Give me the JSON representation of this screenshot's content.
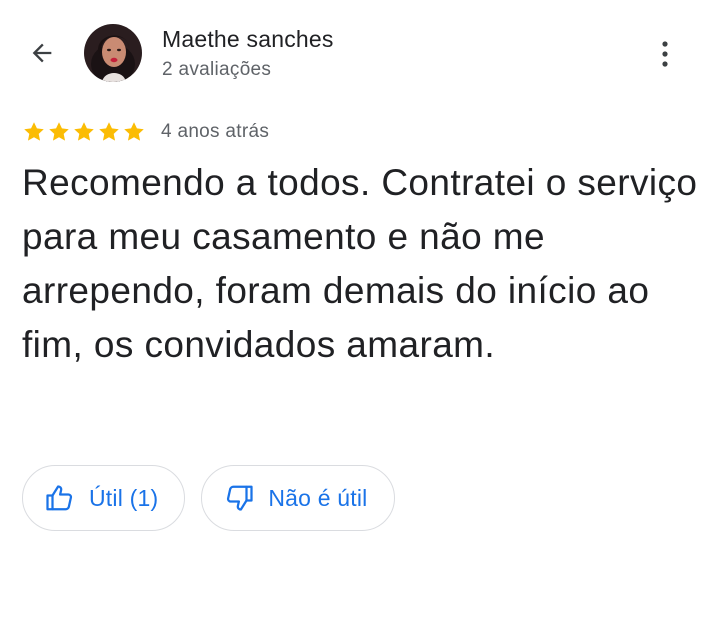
{
  "reviewer": {
    "name": "Maethe sanches",
    "review_count": "2 avaliações"
  },
  "review": {
    "rating": 5,
    "max_rating": 5,
    "date": "4 anos atrás",
    "text": "Recomendo a todos. Contratei o serviço para meu casamento e não me arrependo, foram demais do início ao fim, os convidados amaram."
  },
  "actions": {
    "helpful_label": "Útil (1)",
    "not_helpful_label": "Não é útil"
  },
  "colors": {
    "star": "#fbbc04",
    "link": "#1a73e8",
    "text": "#202124",
    "secondary_text": "#5f6368",
    "border": "#dadce0"
  },
  "icons": {
    "back": "arrow-left-icon",
    "more": "more-vertical-icon",
    "helpful": "thumb-up-icon",
    "not_helpful": "thumb-down-icon"
  }
}
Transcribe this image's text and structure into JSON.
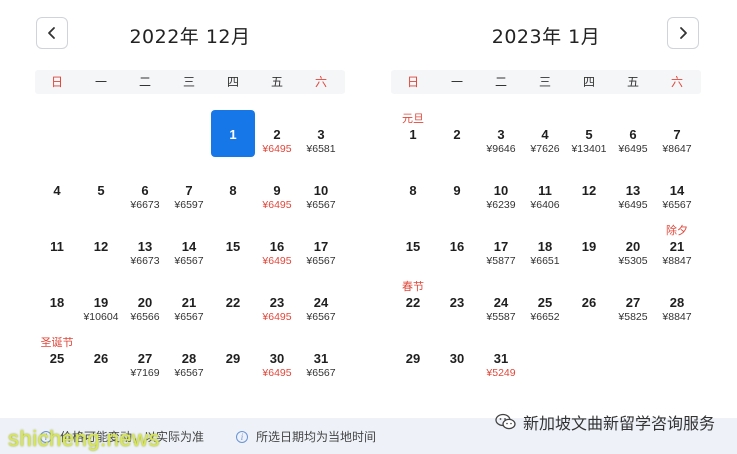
{
  "nav": {
    "prev_icon": "chevron-left-icon",
    "next_icon": "chevron-right-icon"
  },
  "weekdays": [
    "日",
    "一",
    "二",
    "三",
    "四",
    "五",
    "六"
  ],
  "months": [
    {
      "title": "2022年 12月",
      "first_weekday": 4,
      "days": [
        {
          "d": "1",
          "selected": true
        },
        {
          "d": "2",
          "price": "¥6495",
          "low": true
        },
        {
          "d": "3",
          "price": "¥6581"
        },
        {
          "d": "4"
        },
        {
          "d": "5"
        },
        {
          "d": "6",
          "price": "¥6673"
        },
        {
          "d": "7",
          "price": "¥6597"
        },
        {
          "d": "8"
        },
        {
          "d": "9",
          "price": "¥6495",
          "low": true
        },
        {
          "d": "10",
          "price": "¥6567"
        },
        {
          "d": "11"
        },
        {
          "d": "12"
        },
        {
          "d": "13",
          "price": "¥6673"
        },
        {
          "d": "14",
          "price": "¥6567"
        },
        {
          "d": "15"
        },
        {
          "d": "16",
          "price": "¥6495",
          "low": true
        },
        {
          "d": "17",
          "price": "¥6567"
        },
        {
          "d": "18"
        },
        {
          "d": "19",
          "price": "¥10604"
        },
        {
          "d": "20",
          "price": "¥6566"
        },
        {
          "d": "21",
          "price": "¥6567"
        },
        {
          "d": "22"
        },
        {
          "d": "23",
          "price": "¥6495",
          "low": true
        },
        {
          "d": "24",
          "price": "¥6567"
        },
        {
          "d": "25",
          "holiday": "圣诞节"
        },
        {
          "d": "26"
        },
        {
          "d": "27",
          "price": "¥7169"
        },
        {
          "d": "28",
          "price": "¥6567"
        },
        {
          "d": "29"
        },
        {
          "d": "30",
          "price": "¥6495",
          "low": true
        },
        {
          "d": "31",
          "price": "¥6567"
        }
      ]
    },
    {
      "title": "2023年 1月",
      "first_weekday": 0,
      "days": [
        {
          "d": "1",
          "holiday": "元旦"
        },
        {
          "d": "2"
        },
        {
          "d": "3",
          "price": "¥9646"
        },
        {
          "d": "4",
          "price": "¥7626"
        },
        {
          "d": "5",
          "price": "¥13401"
        },
        {
          "d": "6",
          "price": "¥6495"
        },
        {
          "d": "7",
          "price": "¥8647"
        },
        {
          "d": "8"
        },
        {
          "d": "9"
        },
        {
          "d": "10",
          "price": "¥6239"
        },
        {
          "d": "11",
          "price": "¥6406"
        },
        {
          "d": "12"
        },
        {
          "d": "13",
          "price": "¥6495"
        },
        {
          "d": "14",
          "price": "¥6567"
        },
        {
          "d": "15"
        },
        {
          "d": "16"
        },
        {
          "d": "17",
          "price": "¥5877"
        },
        {
          "d": "18",
          "price": "¥6651"
        },
        {
          "d": "19"
        },
        {
          "d": "20",
          "price": "¥5305"
        },
        {
          "d": "21",
          "price": "¥8847",
          "holiday": "除夕"
        },
        {
          "d": "22",
          "holiday": "春节"
        },
        {
          "d": "23"
        },
        {
          "d": "24",
          "price": "¥5587"
        },
        {
          "d": "25",
          "price": "¥6652"
        },
        {
          "d": "26"
        },
        {
          "d": "27",
          "price": "¥5825"
        },
        {
          "d": "28",
          "price": "¥8847"
        },
        {
          "d": "29"
        },
        {
          "d": "30"
        },
        {
          "d": "31",
          "price": "¥5249",
          "low": true
        }
      ]
    }
  ],
  "footer": {
    "note1": "价格可能变动，以实际为准",
    "note2": "所选日期均为当地时间",
    "info_icon": "info-icon"
  },
  "watermark": {
    "left": "shicheng.news",
    "right": "新加坡文曲新留学咨询服务",
    "right_icon": "wechat-icon"
  },
  "colors": {
    "accent": "#1677e8",
    "low_price": "#e0473a",
    "weekend": "#e0473a",
    "weekbar_bg": "#f5f6f8",
    "footer_bg": "#eef2f8"
  }
}
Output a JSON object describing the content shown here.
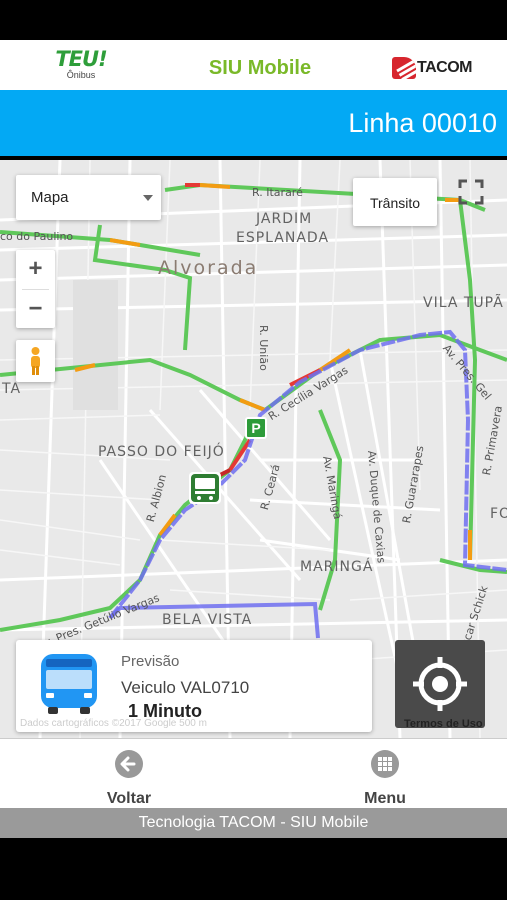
{
  "header": {
    "logo_left": "TEU!",
    "logo_left_sub": "Ônibus",
    "title": "SIU Mobile",
    "logo_right": "TACOM"
  },
  "line_bar": {
    "title": "Linha 00010",
    "color": "#03a9f4"
  },
  "map": {
    "type_selector": "Mapa",
    "transit_button": "Trânsito",
    "zoom_in": "+",
    "zoom_out": "−",
    "parking_label": "P",
    "labels": {
      "rItarare": "R. Itararé",
      "paulino": "co do Paulino",
      "jardim": "JARDIM",
      "esplanada": "ESPLANADA",
      "alvorada": "Alvorada",
      "vilaTupa": "VILA TUPÃ",
      "uniao": "R. União",
      "ta": "TA",
      "passoFeijo": "PASSO DO FEIJÓ",
      "albion": "R. Albion",
      "ceara": "R. Ceará",
      "maringaAv": "Av. Maringá",
      "duque": "Av. Duque de Caxias",
      "guararapes": "R. Guararapes",
      "primavera": "R. Primavera",
      "fo": "FO",
      "maringa": "MARINGÁ",
      "belaVista": "BELA VISTA",
      "oscar": "R. Oscar Schick",
      "getulio": "Av. Pres. Getúlio Vargas",
      "cecilia": "R. Cecília Vargas",
      "gel": "Av. Pres. Gel"
    },
    "attribution": "Dados cartográficos ©2017 Google   500 m",
    "terms": "Termos de Uso",
    "route_color": "#6f6ff0"
  },
  "prediction_card": {
    "label": "Previsão",
    "vehicle": "Veiculo VAL0710",
    "eta": "1 Minuto"
  },
  "bottom_nav": {
    "back_label": "Voltar",
    "menu_label": "Menu"
  },
  "footer": {
    "text": "Tecnologia TACOM - SIU Mobile"
  }
}
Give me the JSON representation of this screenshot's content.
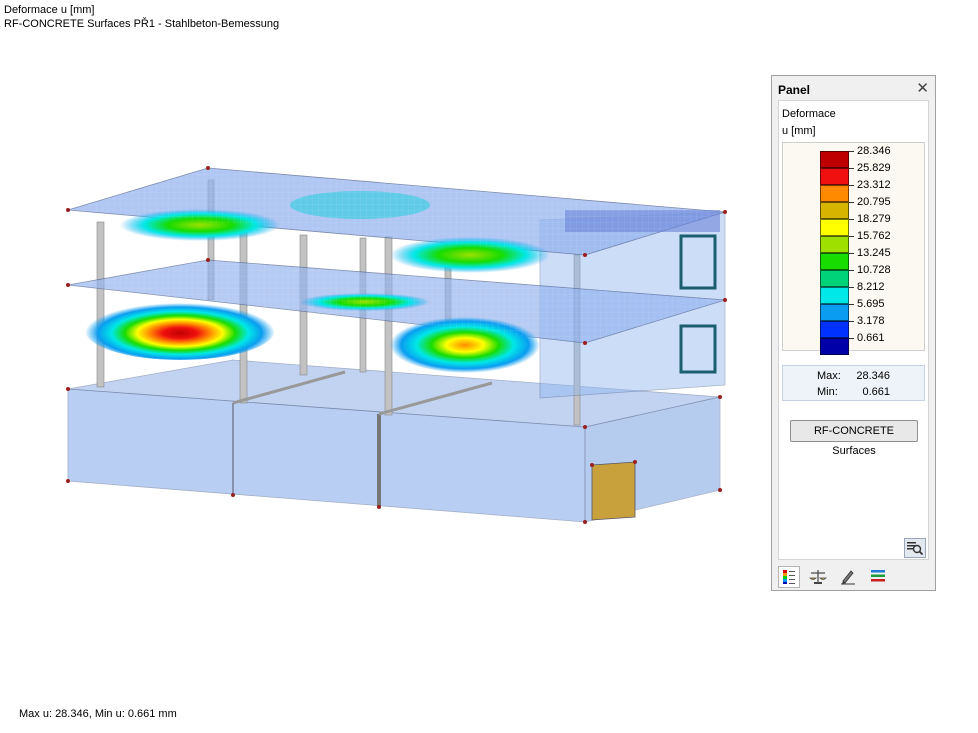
{
  "header": {
    "line1": "Deformace u [mm]",
    "line2": "RF-CONCRETE Surfaces PŘ1 - Stahlbeton-Bemessung"
  },
  "footer": {
    "info": "Max u: 28.346, Min u: 0.661 mm"
  },
  "panel": {
    "title": "Panel",
    "result_name": "Deformace",
    "unit": "u [mm]",
    "scale": [
      {
        "value": "28.346",
        "color": "#be0000"
      },
      {
        "value": "25.829",
        "color": "#f01010"
      },
      {
        "value": "23.312",
        "color": "#ff8a00"
      },
      {
        "value": "20.795",
        "color": "#d6b400"
      },
      {
        "value": "18.279",
        "color": "#ffff00"
      },
      {
        "value": "15.762",
        "color": "#9ee000"
      },
      {
        "value": "13.245",
        "color": "#18dc00"
      },
      {
        "value": "10.728",
        "color": "#00d27a"
      },
      {
        "value": "8.212",
        "color": "#00e8e8"
      },
      {
        "value": "5.695",
        "color": "#0a9cf0"
      },
      {
        "value": "3.178",
        "color": "#0032ff"
      },
      {
        "value": "0.661",
        "color": "#0000a8"
      }
    ],
    "max_label": "Max:",
    "max_value": "28.346",
    "min_label": "Min:",
    "min_value": "0.661",
    "button_label": "RF-CONCRETE Surfaces",
    "tabs": [
      "color-scale-icon",
      "balance-icon",
      "pencil-icon",
      "lines-icon"
    ]
  }
}
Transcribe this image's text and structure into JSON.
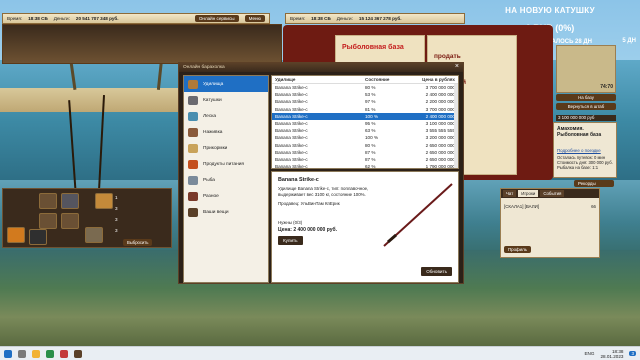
{
  "top_left_bar": {
    "time_label": "Время:",
    "time": "18:38 СБ",
    "money_label": "Деньги:",
    "money": "20 541 707 348 руб.",
    "online_btn": "Онлайн сервисы",
    "menu_btn": "Меню"
  },
  "top_mid_bar": {
    "time_label": "Время:",
    "time": "18:38 СБ",
    "money_label": "Деньги:",
    "money": "15 124 367 278 руб.",
    "online_btn": "Онлайн сервисы"
  },
  "promo": {
    "headline": "НА НОВУЮ КАТУШКУ",
    "amount": "0 RUB (0%)",
    "remaining": "ОСТАЛОСЬ 28 ДН",
    "extra": "5 ДН"
  },
  "shop": {
    "title": "Рыболовная база",
    "menu": [
      "продать",
      "купить",
      "ъявлений",
      "ныри",
      "ры",
      "мады"
    ]
  },
  "dialog": {
    "title": "Онлайн барахолка",
    "categories": [
      {
        "label": "Удилища",
        "selected": true
      },
      {
        "label": "Катушки"
      },
      {
        "label": "Леска"
      },
      {
        "label": "Наживка"
      },
      {
        "label": "Прикормки"
      },
      {
        "label": "Продукты питания"
      },
      {
        "label": "Рыба"
      },
      {
        "label": "Разное"
      },
      {
        "label": "Ваши вещи"
      }
    ],
    "table": {
      "headers": [
        "Удилище",
        "Состояние",
        "Цена в рублях"
      ],
      "rows": [
        [
          "Banana Strike-c",
          "80 %",
          "3 700 000 000"
        ],
        [
          "Banana Strike-c",
          "53 %",
          "2 400 000 000"
        ],
        [
          "Banana Strike-c",
          "97 %",
          "2 200 000 000"
        ],
        [
          "Banana Strike-c",
          "81 %",
          "3 700 000 000"
        ],
        [
          "Banana Strike-c",
          "100 %",
          "2 400 000 000"
        ],
        [
          "Banana Strike-c",
          "95 %",
          "3 100 000 000"
        ],
        [
          "Banana Strike-c",
          "63 %",
          "3 555 555 555"
        ],
        [
          "Banana Strike-c",
          "100 %",
          "3 200 000 000"
        ],
        [
          "Banana Strike-c",
          "80 %",
          "2 650 000 000"
        ],
        [
          "Banana Strike-c",
          "87 %",
          "2 650 000 000"
        ],
        [
          "Banana Strike-c",
          "87 %",
          "2 650 000 000"
        ],
        [
          "Banana Strike-c",
          "62 %",
          "1 790 000 000"
        ],
        [
          "Banana Strike-c",
          "100 %",
          "3 400 000 000"
        ],
        [
          "Banana Strike-c",
          "85 %",
          "2 300 000 000"
        ]
      ],
      "selected_index": 4
    },
    "detail": {
      "name": "Banana Strike-c",
      "desc": "Удилище Banana Strike-c, тип: поплавочное, выдерживает вес 3100 кг, состояние 100%.",
      "seller": "Продавец: УльВинТам КпЕрик",
      "likes": "Нужны (0/3)",
      "price": "Цена: 2 400 000 000 руб.",
      "buy_btn": "Купить",
      "refresh_btn": "Обновить"
    }
  },
  "right_panel": {
    "coords": "74:70",
    "btn1": "На базу",
    "btn2": "Вернуться в штаб",
    "money": "3 100 000 000 руб",
    "info_title": "Амахомия. Рыболовная база",
    "info_link": "Подробнее о поездке",
    "info_text": "Осталась путевок: 0 мин\nСтоимость дня: 300 000 руб.\nРыбалка на базе: 1:1",
    "records_btn": "Рекорды"
  },
  "chat": {
    "tabs": [
      "Чат",
      "Игроки",
      "События"
    ],
    "line_name": "[СКАЛА1] [ВАЛИ]",
    "line_value": "66",
    "button": "Профиль"
  },
  "inventory": {
    "stats": [
      "1",
      "3",
      "3",
      "3"
    ],
    "sell_btn": "Выбросить"
  },
  "taskbar": {
    "lang": "ENG",
    "time": "18:38",
    "date": "28.01.2023",
    "badge": "3"
  }
}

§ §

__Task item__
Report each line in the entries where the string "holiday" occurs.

__Solved exercise__
          "holiday": "圣诞节"
          "holiday": "元旦"
          "holiday": "除夕"
          "holiday": "春节"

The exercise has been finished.